U.S. SENATE — Today, U.S. Senator Martha McSally (R-AZ) highlighted the importance of the Land and Water Conservation Fund (LWCF).
During a U.S. Senate Committee on Energy and Natural Resources hearing to review the LWCF, McSally asked the President and CEO of the National Wildlife Federation, Collin O’Mara, to detail how Arizona residents benefit from opening Bureau of Land Management (BLM) lands near Safford to the public.
“The Land and Water Conservation Fund is really important to Arizona and as an outdoorswoman myself, I very much appreciate the value of the fund and how it’s impacted Arizona,” McSally said. “Mr. O’Mara, in your written testimony, you mentioned a recent conservation success story in Arizona preserving ET Ranch near Safford, Arizona. How were local stakeholders involved in this process and how will it benefit residents and visitors to the area?”
President and CEO of the National Wildlife Federation Collin O’Mara responded: “It’s a wonderful project, and it’s a project that brought together partners from a range of different conservation groups around the state working with yourself, working with the state government as well as the federal agencies, and the idea was to improve public access to a 600-acre BLM wilderness area that was not accessible for the most part around Safford, and then the nearby 27,000-acre Santa Teresa Wilderness Area as well. So by protecting these 600 acres very strategically, and the ET Ranch, we were able to connect these areas providing access for the first time ever. And for the residents of that area who have had these areas viewable but not accessible— kind of look but not touch— it’s transformative.”
Download McSally’s questioning HERE.
The Land and Water Conservation Fund is built upon a simple premise: if public resources are extracted from the ground, the sum of the value created should be reinvested in conservation. The program was designed to cost American taxpayer nothing, because it is funded by royalties from off-shore oil and gas development. It supports Arizona’s $21 billion industry that supports more than 200,000 jobs and generates nearly $1.5 billion in state and local tax revenue.
On March 12, the John D. Dingell, Jr. Conservation, Management, and Recreation Act, that permanently reauthorized LWCF, was signed into law with significant Arizona wins championed by McSally.

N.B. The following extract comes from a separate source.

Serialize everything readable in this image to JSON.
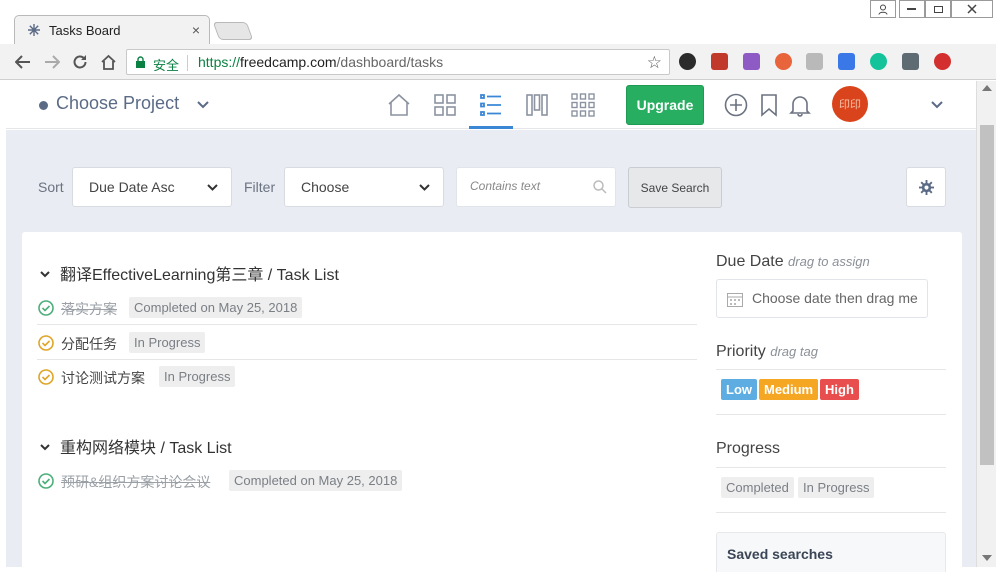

Among those were the John McCain 21st Century Conservation Service Corps Act introduced by McSally to help tackle the backlog of park maintenance projects, and several bills to restore control of local land.